Basic Things to Know about Indian Labor Law
Every country across the globe has labor rights which forms part of the socio-economic development. For the protection of these rights, every country passed certain laws, called labor laws, for their labors and organizations that would address the restrictions and legal benefits.
Simply defined, the legal structure or administrative ruling that deals with the restrictions and rights that the government would impose on the labors and their organizations are called labor laws. What covers the law generally are the demands of the employees to have better working conditions, to work independently without joining the union, other safety rights and the right to form trade union. In the same manner, the law also covers the demands of the employers to have control over the use of power by their workers unions, the costs of labor, the costly health and safety requirements of the workers, and so on.
In India, the labor laws both regulate employment terms and the provision of labor rights to their employees. The labor laws in India are specifically targeting the employer-employee relationship where the legal rights to the workers are guaranteed together with the promotion of their interests. Thus, the main objective of labor laws revolves around the needs and demands of employees, and actually in working towards bringing the specific improvement in areas like working conditions, wages, working hours, protection rights, and so forth to the employees.
Although the labor law in India also has the same coverage like other nations in terms of fundamental labor rights to provide harmonious relationship between employees, employers and trade unions, there are some amendments made in the laws because of the countrys culture, society and constitution.
Be informed that all the commercial establishments in India are required to implement the Central and State Government Labor law enactments in organizations to be legally authorized. The Central Government in India has these enactments to be followed, and among these are the Employees Provident Fund Act of 1952, Employees State Insurance Act of 1948, Minimum Wages Act of 1948, Contract Labor Act of 1970, Payment Bonus Act of 1965, Maternity Benefit Act of 1961, Payment of Wages Act of 1936, and Equal Remuneration Act of 1976.
The companies in India are to adhere to these mentioned enactments and other allied laws, and if a company will not follow to the rules listed will be subjected to punishment by the government of India.

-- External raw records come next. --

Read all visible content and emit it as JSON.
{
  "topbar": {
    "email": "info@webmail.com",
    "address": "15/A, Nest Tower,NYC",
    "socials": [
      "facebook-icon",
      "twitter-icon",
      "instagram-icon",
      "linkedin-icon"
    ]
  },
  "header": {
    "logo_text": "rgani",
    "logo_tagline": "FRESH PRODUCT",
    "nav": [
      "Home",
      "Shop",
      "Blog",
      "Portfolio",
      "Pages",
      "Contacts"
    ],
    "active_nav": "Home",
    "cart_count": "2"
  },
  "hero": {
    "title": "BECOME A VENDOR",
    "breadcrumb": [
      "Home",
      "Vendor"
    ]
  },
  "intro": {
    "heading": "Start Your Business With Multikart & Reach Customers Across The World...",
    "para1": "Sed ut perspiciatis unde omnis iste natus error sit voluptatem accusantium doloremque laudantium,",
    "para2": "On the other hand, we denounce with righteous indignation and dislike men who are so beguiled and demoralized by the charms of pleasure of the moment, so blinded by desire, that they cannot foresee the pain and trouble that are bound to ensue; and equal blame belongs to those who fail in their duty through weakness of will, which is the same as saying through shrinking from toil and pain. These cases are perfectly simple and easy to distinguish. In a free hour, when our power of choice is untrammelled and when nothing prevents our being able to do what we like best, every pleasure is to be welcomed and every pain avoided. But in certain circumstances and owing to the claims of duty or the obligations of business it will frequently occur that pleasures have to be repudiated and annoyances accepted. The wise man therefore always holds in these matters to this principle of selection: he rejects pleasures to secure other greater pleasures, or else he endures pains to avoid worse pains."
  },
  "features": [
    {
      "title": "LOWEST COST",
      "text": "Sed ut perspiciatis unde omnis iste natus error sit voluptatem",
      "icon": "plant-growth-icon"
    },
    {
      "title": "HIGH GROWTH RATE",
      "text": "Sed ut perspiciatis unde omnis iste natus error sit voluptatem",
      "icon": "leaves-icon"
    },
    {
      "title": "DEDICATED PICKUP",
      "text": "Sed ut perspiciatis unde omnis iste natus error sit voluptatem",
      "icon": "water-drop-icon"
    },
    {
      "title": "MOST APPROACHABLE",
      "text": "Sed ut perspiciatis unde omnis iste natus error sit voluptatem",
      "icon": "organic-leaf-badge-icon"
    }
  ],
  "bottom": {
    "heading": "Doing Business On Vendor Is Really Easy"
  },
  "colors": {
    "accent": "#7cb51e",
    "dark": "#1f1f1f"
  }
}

Indian companies are advised to hire labor law consultant or outsource legal work related to the rights of workers. Part of the work of these consultancies are comprehensive services. All of these are directed to the goal of maintaining healthy relationship between the working people and the organizations where they belong.